National Geographic : 1990 Mar
NATIONAL GEOGRAPHICMAGAZINE:GEOGRAPHICA MIKE KIRKPATRICK,PROFILESWEST,1986; JOHNECHAVE,NGSSTAFF,1980 (BELOW) Acid Rain Attacks Mexican Maya Sites isitors to ancient Mexican sites along La Ruta Maya (GEOGRAPH Ic, October 1989) should be fore warned: Acid rain and other environ mental factors are seriously affecting Maya monuments. Art historian Merle Greene Robertson, who studied Maya sites in Mexico with support from the National Geographic Society, calls acid rain "the number one man-made problem" affecting Maya ruins. It is especially nota ble, she says, on the Yucatan Peninsula, where the Maya painted their structures a brilliant red or blue so that they were "ablaze in col or." Due to acid deposition, algae, bac teria, and microscopic organisms that thrive in the jungle, the painted Maya cities "are almost lost to us today," Dr. Robertson reports. Much of the acid rain that affects the Yucatan Peninsula, home to such major Maya sites as Chichen ItzA (above), and the lowlands of Chiapas is caused by oxides that come from oil-field smokestacks and uncapped oil wells not far away.
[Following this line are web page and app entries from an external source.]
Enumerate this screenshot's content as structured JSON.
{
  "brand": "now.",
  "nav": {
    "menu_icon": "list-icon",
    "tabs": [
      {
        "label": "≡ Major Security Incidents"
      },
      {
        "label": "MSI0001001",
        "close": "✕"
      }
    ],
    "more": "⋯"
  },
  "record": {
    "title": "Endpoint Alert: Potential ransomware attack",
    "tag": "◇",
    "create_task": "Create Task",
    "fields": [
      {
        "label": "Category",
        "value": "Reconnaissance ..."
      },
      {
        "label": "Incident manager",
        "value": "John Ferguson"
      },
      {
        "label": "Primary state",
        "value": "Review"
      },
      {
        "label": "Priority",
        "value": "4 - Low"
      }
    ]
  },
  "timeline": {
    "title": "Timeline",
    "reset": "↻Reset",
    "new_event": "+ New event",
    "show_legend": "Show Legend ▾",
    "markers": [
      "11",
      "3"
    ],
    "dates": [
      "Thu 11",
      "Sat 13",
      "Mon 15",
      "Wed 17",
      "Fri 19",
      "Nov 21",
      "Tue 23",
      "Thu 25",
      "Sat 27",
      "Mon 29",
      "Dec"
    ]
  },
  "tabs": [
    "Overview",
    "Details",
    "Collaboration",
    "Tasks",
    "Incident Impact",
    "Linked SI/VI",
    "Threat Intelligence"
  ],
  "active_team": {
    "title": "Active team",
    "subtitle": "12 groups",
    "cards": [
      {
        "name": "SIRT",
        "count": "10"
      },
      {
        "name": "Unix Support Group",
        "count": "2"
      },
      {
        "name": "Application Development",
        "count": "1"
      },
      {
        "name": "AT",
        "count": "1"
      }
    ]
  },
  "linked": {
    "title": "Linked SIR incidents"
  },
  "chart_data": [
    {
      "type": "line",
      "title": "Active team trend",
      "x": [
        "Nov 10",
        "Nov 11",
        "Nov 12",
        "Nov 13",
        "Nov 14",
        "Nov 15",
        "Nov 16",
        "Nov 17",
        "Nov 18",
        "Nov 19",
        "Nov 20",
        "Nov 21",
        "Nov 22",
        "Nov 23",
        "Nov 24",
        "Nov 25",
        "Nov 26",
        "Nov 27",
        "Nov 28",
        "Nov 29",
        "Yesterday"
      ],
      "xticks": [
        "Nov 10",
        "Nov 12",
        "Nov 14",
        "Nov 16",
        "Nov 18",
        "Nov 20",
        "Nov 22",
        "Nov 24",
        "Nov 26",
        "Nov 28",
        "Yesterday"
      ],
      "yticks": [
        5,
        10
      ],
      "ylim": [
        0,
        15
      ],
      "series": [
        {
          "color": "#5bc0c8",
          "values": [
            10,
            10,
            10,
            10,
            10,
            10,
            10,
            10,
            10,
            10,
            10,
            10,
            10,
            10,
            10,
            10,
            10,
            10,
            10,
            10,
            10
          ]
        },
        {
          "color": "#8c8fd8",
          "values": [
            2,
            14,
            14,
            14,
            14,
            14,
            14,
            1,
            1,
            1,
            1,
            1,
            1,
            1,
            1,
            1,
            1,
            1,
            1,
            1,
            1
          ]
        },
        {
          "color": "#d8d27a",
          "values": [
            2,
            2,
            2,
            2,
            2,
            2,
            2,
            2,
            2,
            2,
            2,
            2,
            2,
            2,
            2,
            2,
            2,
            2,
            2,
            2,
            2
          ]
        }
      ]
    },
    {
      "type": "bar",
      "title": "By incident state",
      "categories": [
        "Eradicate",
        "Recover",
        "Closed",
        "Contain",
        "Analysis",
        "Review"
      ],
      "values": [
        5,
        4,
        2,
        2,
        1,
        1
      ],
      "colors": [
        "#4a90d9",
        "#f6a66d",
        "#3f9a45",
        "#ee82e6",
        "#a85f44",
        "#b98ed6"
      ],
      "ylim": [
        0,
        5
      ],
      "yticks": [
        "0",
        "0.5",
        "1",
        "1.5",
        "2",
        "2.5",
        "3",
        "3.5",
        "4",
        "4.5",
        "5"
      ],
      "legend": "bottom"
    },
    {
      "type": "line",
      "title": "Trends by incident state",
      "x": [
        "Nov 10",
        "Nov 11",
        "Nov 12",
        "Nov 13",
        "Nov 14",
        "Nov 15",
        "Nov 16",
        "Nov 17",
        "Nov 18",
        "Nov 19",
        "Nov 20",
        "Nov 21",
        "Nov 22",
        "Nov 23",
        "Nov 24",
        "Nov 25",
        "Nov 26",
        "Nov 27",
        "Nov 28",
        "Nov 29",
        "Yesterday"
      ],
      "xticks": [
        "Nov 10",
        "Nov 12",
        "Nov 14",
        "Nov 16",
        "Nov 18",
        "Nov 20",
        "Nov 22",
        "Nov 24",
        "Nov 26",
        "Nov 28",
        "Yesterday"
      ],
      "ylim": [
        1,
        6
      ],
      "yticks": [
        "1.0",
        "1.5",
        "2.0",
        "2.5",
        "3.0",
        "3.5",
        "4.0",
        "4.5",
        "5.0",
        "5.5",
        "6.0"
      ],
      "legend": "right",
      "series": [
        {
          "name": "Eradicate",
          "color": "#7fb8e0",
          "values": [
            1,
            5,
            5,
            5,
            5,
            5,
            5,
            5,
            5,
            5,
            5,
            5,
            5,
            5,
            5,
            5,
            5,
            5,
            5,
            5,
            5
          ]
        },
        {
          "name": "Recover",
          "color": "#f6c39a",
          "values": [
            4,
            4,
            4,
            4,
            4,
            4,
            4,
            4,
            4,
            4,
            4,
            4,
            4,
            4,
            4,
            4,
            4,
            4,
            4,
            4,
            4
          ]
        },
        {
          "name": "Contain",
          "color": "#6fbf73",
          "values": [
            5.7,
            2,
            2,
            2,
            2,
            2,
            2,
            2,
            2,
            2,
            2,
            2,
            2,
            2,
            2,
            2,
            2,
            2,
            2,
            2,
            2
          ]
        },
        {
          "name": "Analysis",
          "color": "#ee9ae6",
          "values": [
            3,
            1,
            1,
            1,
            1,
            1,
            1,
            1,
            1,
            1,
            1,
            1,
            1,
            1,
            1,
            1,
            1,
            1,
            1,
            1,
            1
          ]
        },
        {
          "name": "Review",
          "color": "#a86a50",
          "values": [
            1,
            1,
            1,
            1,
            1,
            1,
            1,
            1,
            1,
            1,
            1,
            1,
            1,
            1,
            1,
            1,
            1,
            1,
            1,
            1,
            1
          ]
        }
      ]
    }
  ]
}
But at an other major site, Tulum, buses are parked directly in front of the entrance with their engines running for hours while tourists are inside, adding pow dery black soot and dirt to painted murals already damaged by acid rain. "There's no excuse for that," says Dr. Robertson. Illegal Fur Coats: For Sale in Nepal o Larry Barnes "it was like an open drug trade." Barnes is a California-based wildlife biologist. What he was see ing in tourist areas of Kathmandu, Nepal, was the virtually open sale of coats made from skins of animals listed in Appendix I of the Convention on International Trade in Endangered Species of Wild Fauna and Flora (CITES). Such animals are considered dan gerously threatened with extinction and therefore banned from any inter national commercial trade (GEO GRAPHIC, March 1981). But Barnes, with the aid of female acquaintances who posed as potential buyers, found furs of listed animals for sale in 31 of 36 shops he visited in Kathmandu in 1988. Coats were made from the skins of the leopard cat, the common leop ard, the clouded leopard, and even the extremely rare snow leopard (GEO GRAPHIC, June 1986)-all of them listed in Appendix I. Barnes says that these shops selling furs are known in Nepal as "Kashmiri stores" because they are owned by natives of Kashmir, across Nepal's bor der with India. The furs apparently were also tanned and sewn in Kashmir, he says. Their sale, with few excep- NICOLASCHOW tions, violates Indian and Nepalese law as well as the CITES treaty. The government of Nepal has called Barnes's study "very useful" but says Nepalese enforcement efforts alone will not be enough. It urges tourists not to buy illegal furs and to "abhor rather than adore" those who wear them. Tracking Life in Prehistoric Times " t's like finding a complete encyclo Spedia about life from 280 million Syears ago." That's how Jerry P. MacDonald describes his discovery of fossil track ways, or series of footprints, in the rug- JERRYP. MACDONALD ged mountains not far from Las Cruces, New Mexico. Preserved in slabs of the rock that MacDonald has pried out of several mountains, the trackways contain evi dence of all sorts of life, particularly land animals, in the early Permian peri od. These forms include giant reptiles that were the dominant creatures of their time. And among them were mammal-like reptiles that were fore runners of dinosaurs that would rule the earth many millions of years later. MacDonald also has found tracks of horseshoe crabs and scorpions, centi pedes and millipedes, cockroaches and worms-in all, more than 50 different animals. There are even the impres sions of raindrops and plants, including the branches of conifers and smaller ferns. "We have a small ecosystem that shows the whole range of the food pyr amid," MacDonald says. The site was a tidal flat at the edge of an ancient inland sea. The tranquil deposition from the tides gently buried the footprints, helping preserve them, MacDonald thinks. Scientists from the Smithsonian Institution and the Carne gie Museum are poring over his find ings for clues that will tell us about the animals 280 million years ago: how they moved, what they ate, and what the climate was like.